|no-comply off a loading dock|
Sobel: I know both from other interviews you’ve done and also looking at some of the strips that are in your new book, that you were – or maybe still are – big into skateboarding?
Nilsen: I’m probably more into skateboarding than I am into comics, actually.
Sobel: Oh, really?
Nilsen: Weirdly enough, yeah. (laughs)
Sobel: Can you tell me a little bit about how that interest developed?
Nilsen: It developed because of Back to the Future. (laughs)
Sobel: Oh, really?
Nilsen: So I was in 6th or 7th grade when Back to the Future came out, and my friend and I saw it, and we were immediately enchanted by Michael J. Fox and his skateboard. And it was a moment where skateboarding was beginning to come back after being dead for a while. Skateboarding was a huge thing that suddenly happened when I was in junior high. All my friends had skateboards.
I think it appealed to me as a kid who wasn’t really interested in organized sports. Also, skateboarding has always had a very creative strain; it’s a sport but it’s kind of a weird artsy thing as well. There’s always been a creative aspect to it that’s been important. At that time, it was definitely connected to punk rock, which also was interesting to me.
When I first started, skateboarding was controlled by a small handful of big companies, but within a couple years, skateboarders themselves started forming new companies, and there was a real proliferation of 18-, 19-, 20-year-old kids, doing all their own graphics for their boards, and there was a real strong, snot-nosed creativity that was happening. I don’t know how to describe it to somebody who wasn’t involved in it, but there was a real sense that suddenly the lunatics were running the asylum, and it was super fun. They were doing these ad campaigns that were sniping at each other, like David trying to take down Goliath, and there was a lot of parody, and swiping. There was this trend of taking logos and imagery from popular culture and recasting them within the skateboard world. It was this really fun, fertile explosion of weird creativity within graphics. And there were a few artists that have come out of that... Ed Templeton is somebody who is recognized as an actual artist. Spike Jonze came out of that moment, too. But there was just this real irreverent ‘fuck you’ attitude that I really responded to.
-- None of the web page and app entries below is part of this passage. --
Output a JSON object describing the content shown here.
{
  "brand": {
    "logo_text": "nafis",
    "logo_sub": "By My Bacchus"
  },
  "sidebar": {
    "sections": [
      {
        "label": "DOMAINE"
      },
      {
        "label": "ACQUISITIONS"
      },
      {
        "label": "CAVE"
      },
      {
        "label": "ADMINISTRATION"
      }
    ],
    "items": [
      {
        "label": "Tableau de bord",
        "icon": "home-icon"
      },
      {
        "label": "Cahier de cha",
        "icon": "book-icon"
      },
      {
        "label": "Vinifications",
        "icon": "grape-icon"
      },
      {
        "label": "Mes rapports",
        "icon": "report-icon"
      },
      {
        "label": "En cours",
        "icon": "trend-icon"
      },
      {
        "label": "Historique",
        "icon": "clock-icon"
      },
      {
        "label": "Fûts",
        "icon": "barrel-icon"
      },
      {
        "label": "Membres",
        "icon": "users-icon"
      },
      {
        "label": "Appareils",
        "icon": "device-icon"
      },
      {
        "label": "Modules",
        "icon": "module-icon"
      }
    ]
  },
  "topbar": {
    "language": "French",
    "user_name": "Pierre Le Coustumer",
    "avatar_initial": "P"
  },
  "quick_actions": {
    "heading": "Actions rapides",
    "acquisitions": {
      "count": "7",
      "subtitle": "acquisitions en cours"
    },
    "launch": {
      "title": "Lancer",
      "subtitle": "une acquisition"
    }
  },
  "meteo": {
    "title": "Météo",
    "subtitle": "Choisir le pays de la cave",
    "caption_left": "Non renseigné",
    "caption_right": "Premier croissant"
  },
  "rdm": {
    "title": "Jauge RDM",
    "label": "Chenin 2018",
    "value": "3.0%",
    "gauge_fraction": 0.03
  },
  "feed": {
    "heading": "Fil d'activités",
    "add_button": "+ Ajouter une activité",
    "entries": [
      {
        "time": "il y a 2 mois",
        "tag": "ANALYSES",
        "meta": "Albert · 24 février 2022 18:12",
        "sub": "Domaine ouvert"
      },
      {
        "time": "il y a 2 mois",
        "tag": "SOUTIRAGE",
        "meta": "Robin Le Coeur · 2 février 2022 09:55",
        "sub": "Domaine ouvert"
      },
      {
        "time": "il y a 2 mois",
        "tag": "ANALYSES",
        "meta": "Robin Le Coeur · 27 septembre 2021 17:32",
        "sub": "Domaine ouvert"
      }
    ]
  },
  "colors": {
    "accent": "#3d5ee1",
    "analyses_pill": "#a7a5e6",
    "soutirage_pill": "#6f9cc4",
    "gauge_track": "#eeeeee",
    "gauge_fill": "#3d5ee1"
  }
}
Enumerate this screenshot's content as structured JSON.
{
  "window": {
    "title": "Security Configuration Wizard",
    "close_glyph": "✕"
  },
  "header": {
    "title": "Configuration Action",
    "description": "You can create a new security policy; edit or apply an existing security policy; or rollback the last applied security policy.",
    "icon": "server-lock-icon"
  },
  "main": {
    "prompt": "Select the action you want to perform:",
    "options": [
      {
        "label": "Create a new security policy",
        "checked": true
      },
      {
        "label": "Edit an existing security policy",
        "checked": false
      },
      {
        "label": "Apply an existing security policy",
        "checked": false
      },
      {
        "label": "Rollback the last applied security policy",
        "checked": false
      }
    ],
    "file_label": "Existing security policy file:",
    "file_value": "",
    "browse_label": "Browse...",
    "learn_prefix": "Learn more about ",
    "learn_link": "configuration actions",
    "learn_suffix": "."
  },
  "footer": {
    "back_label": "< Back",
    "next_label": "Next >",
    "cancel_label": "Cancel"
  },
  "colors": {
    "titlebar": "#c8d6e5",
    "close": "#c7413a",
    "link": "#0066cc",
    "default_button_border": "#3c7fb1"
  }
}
And also just great art. People were making really weird, interesting stuff. I think part of the thing is that the board itself, the bottom of your skateboard is where the graphics go, and they are therefore immediately destroyed, so there’s this constant recycling of images and demand for new ones, and there’s very little preciousness with them.
Beyond that, there was also definitely a connection to graffiti, which now I’m not that interested in, but when I was a kid, I really liked that connection. Now it drives me crazy, but the conceptual goofiness, I just really loved.
Also, I connect it to comics in a way, because there was a very high-brow/low-brow tension, in the same way I think there is with comics. It was an art form for mass culture, or middle-brow/low-brow culture, but people had ideas, and were pushing the limits. So, you could make an argument that it got very conceptual and Duchampian or something. (laughs) And there’s the sense that nobody was paying attention. There was no money it; no museums cared or anything. It was just happening unto itself.
So, in that sense, when I started doing comics, I was doing self-publishing, and it felt very similar, if on a much smaller scale.
Sobel: A lot of what you’re describing sounds very similar to how the Hernandez brothers talk about their punk experience as teenagers.
Nilsen: Oh, yeah. Skateboarding culture was very explicitly still connected to punk back then... When I started, the older generation of skaters were those people. They probably were contemporaries of the Hernandez brothers, Henry Rollins, Ian MacKaye… They all had skated in the late 70s, early 80s, which was the last time it had been a big deal. Punk was a huge thing in skateboarding at that time. Everything had skulls all over it. (laughs)
Sobel: Do you still have a connection to skateboarding?
Nilsen: Oh yeah, I still skateboard. I went skateboarding yesterday. I’m an old man, but I’ve been doing it for almost thirty years. There’s no reason for me to give it up, I need to get exercise somehow. (laughs)
It’s something that I’m actually good at and get pleasure from, and it’s still a creative outlet. There’s just nothing like it. It’s just fun. It feels good. So I’ll do it as long as my body will allow me to.
Sobel: When I look at your books, I don’t necessarily see an obvious influence from skateboarding culture.
Sobel: Do you see it in your work?
Nilsen: No. There would be no reason for me to include it, except if I’m drawing something that happened to me skateboarding. It’s a little hard to point to the literal, particular connections, except to say that, that’s the kind of drawing I was doing. I learned to draw the figure partly by drawing skateboarders. When I was in high school, my notebooks were filled with drawings of people skateboarding. Which is a good way to learn to understand gesture, and momentum, and the weight of the figure. I wanted to get those drawings just right, because it was like the next best thing to actually skating. If I was sitting in class, I could get a little of the feeling of going skating by just drawing somebody.But I think the influence is not concrete. It’s much more the sense of that DIY ethic, and not taking yourself too seriously. Those are the things I think I probably took from it more than anything else.